» Your goal
Though the entries contain pictures, the copy you make should hold only the rest, exactly as written.
#### Supplied material
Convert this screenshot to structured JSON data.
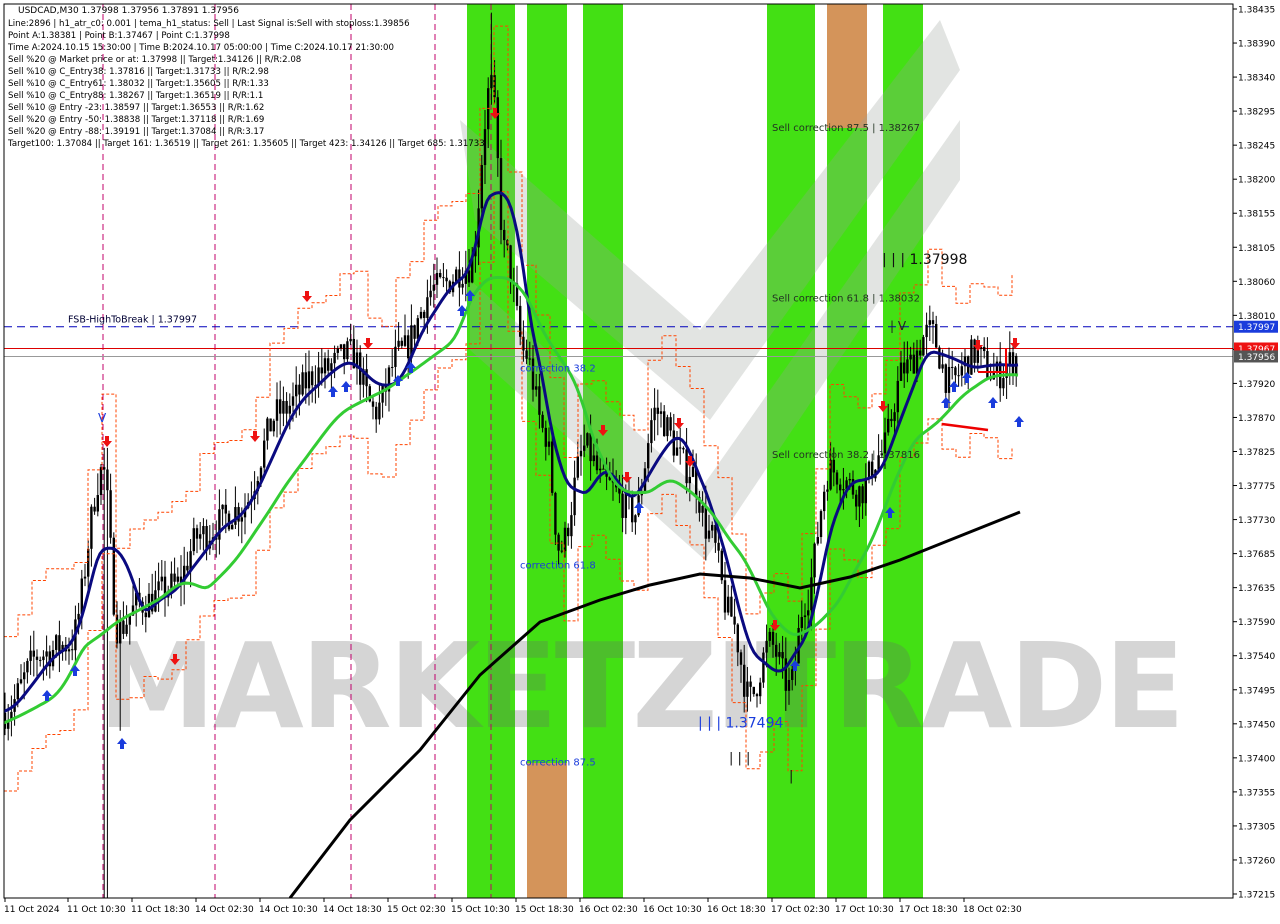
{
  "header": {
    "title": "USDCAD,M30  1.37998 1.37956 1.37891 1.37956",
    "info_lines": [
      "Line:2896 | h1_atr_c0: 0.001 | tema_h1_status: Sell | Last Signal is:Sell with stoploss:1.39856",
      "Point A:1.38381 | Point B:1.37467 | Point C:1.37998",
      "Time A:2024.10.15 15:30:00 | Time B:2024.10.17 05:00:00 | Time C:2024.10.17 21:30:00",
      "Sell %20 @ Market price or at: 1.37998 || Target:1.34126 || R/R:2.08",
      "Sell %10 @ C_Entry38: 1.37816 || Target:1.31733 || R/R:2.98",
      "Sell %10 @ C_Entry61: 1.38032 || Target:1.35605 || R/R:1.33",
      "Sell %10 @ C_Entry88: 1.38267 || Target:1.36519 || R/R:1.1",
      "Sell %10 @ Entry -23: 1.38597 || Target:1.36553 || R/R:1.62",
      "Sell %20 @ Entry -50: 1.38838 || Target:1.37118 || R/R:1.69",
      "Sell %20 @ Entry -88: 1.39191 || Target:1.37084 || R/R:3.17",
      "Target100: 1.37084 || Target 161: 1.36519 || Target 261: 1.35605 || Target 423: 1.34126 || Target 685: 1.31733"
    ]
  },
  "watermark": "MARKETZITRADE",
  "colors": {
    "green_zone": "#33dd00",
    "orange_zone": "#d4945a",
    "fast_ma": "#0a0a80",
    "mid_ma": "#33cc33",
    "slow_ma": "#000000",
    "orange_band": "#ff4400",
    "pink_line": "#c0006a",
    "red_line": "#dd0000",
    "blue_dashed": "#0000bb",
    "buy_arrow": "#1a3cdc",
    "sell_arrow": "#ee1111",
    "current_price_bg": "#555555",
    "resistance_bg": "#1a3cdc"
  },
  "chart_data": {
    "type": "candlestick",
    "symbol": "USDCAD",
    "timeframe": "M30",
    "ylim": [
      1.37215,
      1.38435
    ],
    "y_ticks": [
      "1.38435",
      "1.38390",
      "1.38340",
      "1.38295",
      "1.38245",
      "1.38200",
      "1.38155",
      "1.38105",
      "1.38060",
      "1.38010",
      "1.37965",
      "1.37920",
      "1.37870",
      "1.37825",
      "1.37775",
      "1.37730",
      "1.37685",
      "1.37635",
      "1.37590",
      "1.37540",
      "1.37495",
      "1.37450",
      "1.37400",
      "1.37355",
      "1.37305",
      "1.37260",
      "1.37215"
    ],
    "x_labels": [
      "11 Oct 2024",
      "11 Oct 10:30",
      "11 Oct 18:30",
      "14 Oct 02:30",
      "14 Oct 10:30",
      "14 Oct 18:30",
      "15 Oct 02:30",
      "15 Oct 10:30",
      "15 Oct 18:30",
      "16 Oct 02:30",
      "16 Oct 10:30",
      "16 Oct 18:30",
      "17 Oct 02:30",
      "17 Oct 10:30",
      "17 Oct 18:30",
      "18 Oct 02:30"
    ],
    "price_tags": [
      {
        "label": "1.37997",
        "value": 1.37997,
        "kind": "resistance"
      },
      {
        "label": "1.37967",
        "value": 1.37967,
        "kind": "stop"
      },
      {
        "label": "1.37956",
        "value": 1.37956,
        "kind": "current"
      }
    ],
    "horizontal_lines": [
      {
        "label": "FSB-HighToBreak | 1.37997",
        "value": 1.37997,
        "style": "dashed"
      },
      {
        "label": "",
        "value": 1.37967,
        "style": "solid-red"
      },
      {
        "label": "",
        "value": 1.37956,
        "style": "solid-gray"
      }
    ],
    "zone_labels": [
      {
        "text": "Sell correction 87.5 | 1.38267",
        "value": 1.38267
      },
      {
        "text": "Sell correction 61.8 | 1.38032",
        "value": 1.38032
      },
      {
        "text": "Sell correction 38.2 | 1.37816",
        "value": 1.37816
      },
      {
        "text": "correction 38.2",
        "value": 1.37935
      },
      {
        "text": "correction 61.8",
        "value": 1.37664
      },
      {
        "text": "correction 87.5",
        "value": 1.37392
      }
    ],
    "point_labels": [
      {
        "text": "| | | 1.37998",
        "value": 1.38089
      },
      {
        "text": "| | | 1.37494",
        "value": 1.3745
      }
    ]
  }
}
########
» Answer section
Convert this screenshot to structured JSON data.
{
  "header": {
    "title": "USDCAD,M30  1.37998 1.37956 1.37891 1.37956",
    "info_lines": [
      "Line:2896 | h1_atr_c0: 0.001 | tema_h1_status: Sell | Last Signal is:Sell with stoploss:1.39856",
      "Point A:1.38381 | Point B:1.37467 | Point C:1.37998",
      "Time A:2024.10.15 15:30:00 | Time B:2024.10.17 05:00:00 | Time C:2024.10.17 21:30:00",
      "Sell %20 @ Market price or at: 1.37998 || Target:1.34126 || R/R:2.08",
      "Sell %10 @ C_Entry38: 1.37816 || Target:1.31733 || R/R:2.98",
      "Sell %10 @ C_Entry61: 1.38032 || Target:1.35605 || R/R:1.33",
      "Sell %10 @ C_Entry88: 1.38267 || Target:1.36519 || R/R:1.1",
      "Sell %10 @ Entry -23: 1.38597 || Target:1.36553 || R/R:1.62",
      "Sell %20 @ Entry -50: 1.38838 || Target:1.37118 || R/R:1.69",
      "Sell %20 @ Entry -88: 1.39191 || Target:1.37084 || R/R:3.17",
      "Target100: 1.37084 || Target 161: 1.36519 || Target 261: 1.35605 || Target 423: 1.34126 || Target 685: 1.31733"
    ]
  },
  "watermark": "MARKETZITRADE",
  "colors": {
    "green_zone": "#33dd00",
    "orange_zone": "#d4945a",
    "fast_ma": "#0a0a80",
    "mid_ma": "#33cc33",
    "slow_ma": "#000000",
    "orange_band": "#ff4400",
    "pink_line": "#c0006a",
    "red_line": "#dd0000",
    "blue_dashed": "#0000bb",
    "buy_arrow": "#1a3cdc",
    "sell_arrow": "#ee1111",
    "current_price_bg": "#555555",
    "resistance_bg": "#1a3cdc"
  },
  "chart_data": {
    "type": "candlestick",
    "symbol": "USDCAD",
    "timeframe": "M30",
    "ylim": [
      1.37215,
      1.38435
    ],
    "y_ticks": [
      "1.38435",
      "1.38390",
      "1.38340",
      "1.38295",
      "1.38245",
      "1.38200",
      "1.38155",
      "1.38105",
      "1.38060",
      "1.38010",
      "1.37965",
      "1.37920",
      "1.37870",
      "1.37825",
      "1.37775",
      "1.37730",
      "1.37685",
      "1.37635",
      "1.37590",
      "1.37540",
      "1.37495",
      "1.37450",
      "1.37400",
      "1.37355",
      "1.37305",
      "1.37260",
      "1.37215"
    ],
    "x_labels": [
      "11 Oct 2024",
      "11 Oct 10:30",
      "11 Oct 18:30",
      "14 Oct 02:30",
      "14 Oct 10:30",
      "14 Oct 18:30",
      "15 Oct 02:30",
      "15 Oct 10:30",
      "15 Oct 18:30",
      "16 Oct 02:30",
      "16 Oct 10:30",
      "16 Oct 18:30",
      "17 Oct 02:30",
      "17 Oct 10:30",
      "17 Oct 18:30",
      "18 Oct 02:30"
    ],
    "price_tags": [
      {
        "label": "1.37997",
        "value": 1.37997,
        "kind": "resistance"
      },
      {
        "label": "1.37967",
        "value": 1.37967,
        "kind": "stop"
      },
      {
        "label": "1.37956",
        "value": 1.37956,
        "kind": "current"
      }
    ],
    "horizontal_lines": [
      {
        "label": "FSB-HighToBreak | 1.37997",
        "value": 1.37997,
        "style": "dashed"
      },
      {
        "label": "",
        "value": 1.37967,
        "style": "solid-red"
      },
      {
        "label": "",
        "value": 1.37956,
        "style": "solid-gray"
      }
    ],
    "zone_labels": [
      {
        "text": "Sell correction 87.5 | 1.38267",
        "value": 1.38267
      },
      {
        "text": "Sell correction 61.8 | 1.38032",
        "value": 1.38032
      },
      {
        "text": "Sell correction 38.2 | 1.37816",
        "value": 1.37816
      },
      {
        "text": "correction 38.2",
        "value": 1.37935
      },
      {
        "text": "correction 61.8",
        "value": 1.37664
      },
      {
        "text": "correction 87.5",
        "value": 1.37392
      }
    ],
    "point_labels": [
      {
        "text": "| | | 1.37998",
        "value": 1.38089
      },
      {
        "text": "| | | 1.37494",
        "value": 1.3745
      }
    ]
  }
}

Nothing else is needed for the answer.